Keeping the weeds in your lawn taken care of will also help cut down on weeding in the garden. With all of these efforts, you WILL have weeds. Its natures way of protecting the soil. Some people find it easier to keep a daily or weekly weeding schedule. Walk your property and gardens every day and pull each weed you see. Or, Split your property into sections and weed one section each day of the week. Take it from someone who has learned the hard way, its best to keep up with weeds then to take care of it later. It only gets harder
If you mulch every year you won’t have much weeding to do. Mulching means covering the soil to protect it, and you can use just about any material to do it. Compost, wood chips, leaves, even newspaper. Mulching is so beneficial to your garden soil and the plants that live in it, you’ll be happy to make it a yearly practice. As stated before, the more the better. Most people recommend 2-3 inches, but if you can do more, definitely do more.
Well, there it is, a BEAUTIFUL new garden that YOU created. It’s always a wonderful feeling to sit back and look at a job well done. We hope that it brings you years of enjoyment and luxury to your home. If you found this guide useful, please, share it with a friend!
More About Us
Trish is a licensed nurseryman certified by the state of Illinois. She is the owner of Roots Nursery, a backyard nursery that sits on a one-acre lot in the western suburbs of Chicago.

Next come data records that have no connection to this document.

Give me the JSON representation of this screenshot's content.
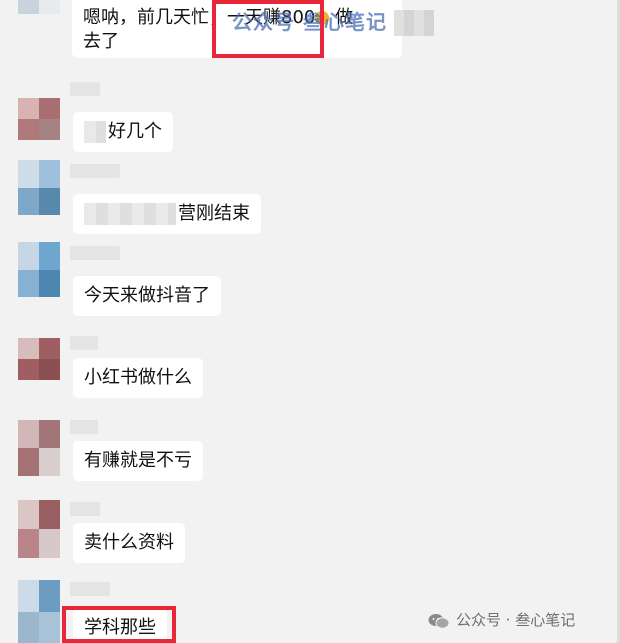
{
  "chat": {
    "messages": [
      {
        "text": "嗯呐，前几天忙，",
        "text2": "一天赚800",
        "text3": "做",
        "line2": "去了"
      },
      {
        "text": "好几个"
      },
      {
        "text": "营刚结束"
      },
      {
        "text": "今天来做抖音了"
      },
      {
        "text": "小红书做什么"
      },
      {
        "text": "有赚就是不亏"
      },
      {
        "text": "卖什么资料"
      },
      {
        "text": "学科那些"
      }
    ]
  },
  "watermark": {
    "top_text": "公众号 叁心笔记",
    "bottom_text": "公众号 · 叁心笔记"
  },
  "colors": {
    "highlight_border": "#e8283a",
    "watermark_blue": "#4a6fb5"
  }
}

“Hardy, beautiful, easy to grow plants shouldn’t cost an arm and a leg. Because were a ‘homegrown’ nursery without the expense other nurseries have, we can offer great prices. Not only are the plants affordable, we always get compliments on how beautiful and healthy they are.